“I will not violate my covenant
or alter what my lips have uttered…”
But you have rejected, you have spurned…
You have renounced the covenant with your servant…
Psalms 89:34, 38-39 (NIV)
We kissed immediately. It was expected – Ansley and I had just announced a mutual affection for one another, and some next step was required. The first thing I had noticed about her (the third time I had met her) was how she dressed. Southern patterns – floral, block – with a smooth feminine silhouette; boots that came up mid-calf with a small heel that boosted her an extra inch-and-a-half; muted leggings that covered the rest of her legs. This day, as we moved in on one another in the frigid interior of my handed-down golden Camry, she was covered head to toe, knitted cap on top, fluffed mittens, with a sleek pea-coat that landed somewhere around her knees. Her cheeks shown through, rosy with stilled blood underneath, accented by a fleece scarf she had just bought from Rag-a-Rama up the street.
In terms of her personality, she was opinionated and bold. When she spoke, she had something to say – about the rights of gay individuals, the need to educate our children properly. When she listened, she made eye contact that never broke, even as she started to speak. And when she spoke, it was always relevant. She was not one of those people who just stared, waiting for her turn to speak her slightly related nonsense. She touched when listening, her hand on top of mine. She hugged and said “I love you” – no, not too soon, not an “I’m in love with you” “I love you” – no, she just loved others and wanted to let them know. She encouraged.
We moved outside and shuddered underneath a twisted oak tree. Our warmth came from our close proximity; it came from dependence.
More than anything, she wanted kids and to be a mom. When I asked her about her career goals and plans, she mentioned singing and acting, perhaps teaching and nannying, but none of that mattered without a family to go home to and kids to raise, a place to call her own. She still lived at home – yes out of comfort, yes out of a slight fear of the unknown, yes out of fiscal sense – but no, it was her parents, handicapped with Parkinson’s and RA respectively, and so she worried, she worried that if she left, no one would be there, and they would wither as a result. She cared about and cared for. It was just her nature to nurture.
I looked above us at the gnarled branches of the tree above and wanted to climb. Slowly, I disengaged from her and reached for the first branch. She hopped up, discouraging it – yes we had drank alcohol, yes the passion had deadened my senses along with the cold, yes it was rash – but no, I wanted to climb, and fuck if I want to climb then let me climb damn it. I wondered how high I could get before the tree limbs gave way and dropped me.

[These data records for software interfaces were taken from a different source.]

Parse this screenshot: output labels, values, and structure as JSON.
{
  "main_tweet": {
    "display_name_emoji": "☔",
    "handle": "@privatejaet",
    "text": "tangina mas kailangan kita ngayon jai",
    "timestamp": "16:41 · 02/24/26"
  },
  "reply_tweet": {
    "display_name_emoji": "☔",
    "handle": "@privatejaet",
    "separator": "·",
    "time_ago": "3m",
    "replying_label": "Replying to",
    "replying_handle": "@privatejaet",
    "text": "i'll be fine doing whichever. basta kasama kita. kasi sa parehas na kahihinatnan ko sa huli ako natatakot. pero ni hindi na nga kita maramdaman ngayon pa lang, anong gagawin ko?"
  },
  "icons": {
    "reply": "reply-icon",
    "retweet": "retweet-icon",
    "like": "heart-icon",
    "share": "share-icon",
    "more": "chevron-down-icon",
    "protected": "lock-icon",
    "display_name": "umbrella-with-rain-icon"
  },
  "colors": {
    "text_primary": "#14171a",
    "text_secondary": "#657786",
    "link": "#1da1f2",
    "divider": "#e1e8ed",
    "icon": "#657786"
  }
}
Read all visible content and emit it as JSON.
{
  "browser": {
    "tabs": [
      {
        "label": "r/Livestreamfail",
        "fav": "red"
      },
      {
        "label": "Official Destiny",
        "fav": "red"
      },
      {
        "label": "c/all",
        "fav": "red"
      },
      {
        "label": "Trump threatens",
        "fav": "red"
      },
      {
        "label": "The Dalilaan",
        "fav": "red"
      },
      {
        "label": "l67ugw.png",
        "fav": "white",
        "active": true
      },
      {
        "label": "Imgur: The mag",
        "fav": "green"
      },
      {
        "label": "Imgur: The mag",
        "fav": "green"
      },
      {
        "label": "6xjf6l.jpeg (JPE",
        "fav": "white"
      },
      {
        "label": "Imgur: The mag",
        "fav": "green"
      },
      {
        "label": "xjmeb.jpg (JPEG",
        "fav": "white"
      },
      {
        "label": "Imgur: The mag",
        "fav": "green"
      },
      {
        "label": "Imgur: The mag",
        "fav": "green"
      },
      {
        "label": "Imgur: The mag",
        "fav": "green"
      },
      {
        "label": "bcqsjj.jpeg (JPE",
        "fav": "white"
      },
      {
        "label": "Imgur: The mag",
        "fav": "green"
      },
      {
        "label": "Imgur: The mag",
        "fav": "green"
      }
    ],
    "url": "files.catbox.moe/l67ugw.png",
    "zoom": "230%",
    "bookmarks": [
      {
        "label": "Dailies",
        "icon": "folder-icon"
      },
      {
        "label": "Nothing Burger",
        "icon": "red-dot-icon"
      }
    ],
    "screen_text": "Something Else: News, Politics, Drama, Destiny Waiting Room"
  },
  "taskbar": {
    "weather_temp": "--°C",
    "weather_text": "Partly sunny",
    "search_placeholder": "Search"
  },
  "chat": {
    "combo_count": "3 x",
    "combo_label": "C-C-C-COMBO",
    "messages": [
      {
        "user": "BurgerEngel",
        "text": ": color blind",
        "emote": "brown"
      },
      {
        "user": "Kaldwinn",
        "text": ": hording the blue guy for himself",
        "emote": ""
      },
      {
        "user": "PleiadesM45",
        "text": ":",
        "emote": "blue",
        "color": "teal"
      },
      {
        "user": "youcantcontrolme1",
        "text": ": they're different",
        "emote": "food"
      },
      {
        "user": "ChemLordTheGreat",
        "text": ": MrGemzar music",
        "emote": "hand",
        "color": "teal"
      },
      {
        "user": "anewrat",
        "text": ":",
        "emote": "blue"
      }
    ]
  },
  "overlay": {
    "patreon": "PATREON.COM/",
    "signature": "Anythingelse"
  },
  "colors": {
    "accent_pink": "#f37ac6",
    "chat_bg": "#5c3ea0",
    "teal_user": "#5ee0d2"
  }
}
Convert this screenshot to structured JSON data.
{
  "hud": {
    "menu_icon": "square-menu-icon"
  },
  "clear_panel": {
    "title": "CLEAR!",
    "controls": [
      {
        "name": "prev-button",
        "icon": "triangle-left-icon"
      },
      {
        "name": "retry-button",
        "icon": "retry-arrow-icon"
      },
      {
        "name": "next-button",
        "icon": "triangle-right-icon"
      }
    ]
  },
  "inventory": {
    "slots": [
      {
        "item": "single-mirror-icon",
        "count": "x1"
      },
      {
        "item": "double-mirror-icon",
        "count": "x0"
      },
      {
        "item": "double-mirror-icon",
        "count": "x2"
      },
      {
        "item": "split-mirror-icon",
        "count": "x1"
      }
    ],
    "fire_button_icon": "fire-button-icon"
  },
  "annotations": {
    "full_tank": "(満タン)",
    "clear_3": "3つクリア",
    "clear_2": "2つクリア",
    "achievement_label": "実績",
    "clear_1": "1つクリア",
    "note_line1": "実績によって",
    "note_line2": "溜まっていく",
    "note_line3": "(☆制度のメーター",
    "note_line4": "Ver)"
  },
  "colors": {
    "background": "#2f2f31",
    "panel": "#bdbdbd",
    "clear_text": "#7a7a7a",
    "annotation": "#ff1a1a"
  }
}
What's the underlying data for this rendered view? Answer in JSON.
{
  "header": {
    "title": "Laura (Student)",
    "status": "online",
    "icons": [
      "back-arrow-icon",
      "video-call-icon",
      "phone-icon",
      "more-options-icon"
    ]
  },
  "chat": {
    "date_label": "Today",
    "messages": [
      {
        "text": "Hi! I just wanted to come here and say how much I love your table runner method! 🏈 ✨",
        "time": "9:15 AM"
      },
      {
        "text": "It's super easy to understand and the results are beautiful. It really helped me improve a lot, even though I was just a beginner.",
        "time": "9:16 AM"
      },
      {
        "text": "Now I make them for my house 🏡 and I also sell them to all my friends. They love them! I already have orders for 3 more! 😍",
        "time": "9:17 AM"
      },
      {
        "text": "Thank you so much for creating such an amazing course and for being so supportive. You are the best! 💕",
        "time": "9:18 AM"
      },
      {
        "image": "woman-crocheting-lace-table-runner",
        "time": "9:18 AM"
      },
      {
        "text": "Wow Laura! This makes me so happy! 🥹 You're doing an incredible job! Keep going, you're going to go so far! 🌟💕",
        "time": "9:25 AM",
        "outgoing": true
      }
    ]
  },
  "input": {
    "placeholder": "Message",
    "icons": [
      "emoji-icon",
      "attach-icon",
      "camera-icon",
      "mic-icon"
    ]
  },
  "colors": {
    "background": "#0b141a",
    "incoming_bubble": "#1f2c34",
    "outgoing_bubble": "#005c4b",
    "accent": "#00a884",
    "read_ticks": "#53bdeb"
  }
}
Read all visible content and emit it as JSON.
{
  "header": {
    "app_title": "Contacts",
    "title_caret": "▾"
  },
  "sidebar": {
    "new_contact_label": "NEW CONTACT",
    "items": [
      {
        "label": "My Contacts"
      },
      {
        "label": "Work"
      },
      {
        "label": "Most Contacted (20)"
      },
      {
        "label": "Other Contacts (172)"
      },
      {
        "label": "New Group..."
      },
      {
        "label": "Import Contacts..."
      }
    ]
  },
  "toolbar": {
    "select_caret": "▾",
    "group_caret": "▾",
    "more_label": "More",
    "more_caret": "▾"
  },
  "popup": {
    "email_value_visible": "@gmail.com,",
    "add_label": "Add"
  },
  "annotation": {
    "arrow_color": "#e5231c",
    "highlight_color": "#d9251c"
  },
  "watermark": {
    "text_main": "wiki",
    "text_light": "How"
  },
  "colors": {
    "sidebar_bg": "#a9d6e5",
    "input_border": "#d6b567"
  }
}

My throat clenched shut with anxiety. Look at Ansley. Look at the parts, I thought, she has it all – the empathy, the sense, the honesty, the future. Fall in love with those parts. Ansley did not want me to climb the tree and begged me to stop. She said I would hurt myself – it was such a stupid idea. The concern, the hospitality. Fall in love with those parts. She shouted for me to come down, but I told her I wanted to climb. She’s shouting for you, she cares that much. Fall in love with those parts.
I felt more nauseous with each step – yes the height, yes the dizziness of whiskey mixed with movement, yes the shattering cold that crept in – but no, it was the parts. The parts that Ansley did not have that I desired. Why did I desire a man, when a woman was just as good? What was wrong with me that I would kiss Ansley, when I knew that all the parts she had would never equal the desire of the fleeting momentary attention from an unknown man?
Ansley shouted to me again. She noticed my heavy breathing. She sensed the panic and told me one final time to come down. I acquiesced. I took each step carefully as I made my way down the way I had come.
And with both feet back on the ground, I told her that I needed to go home.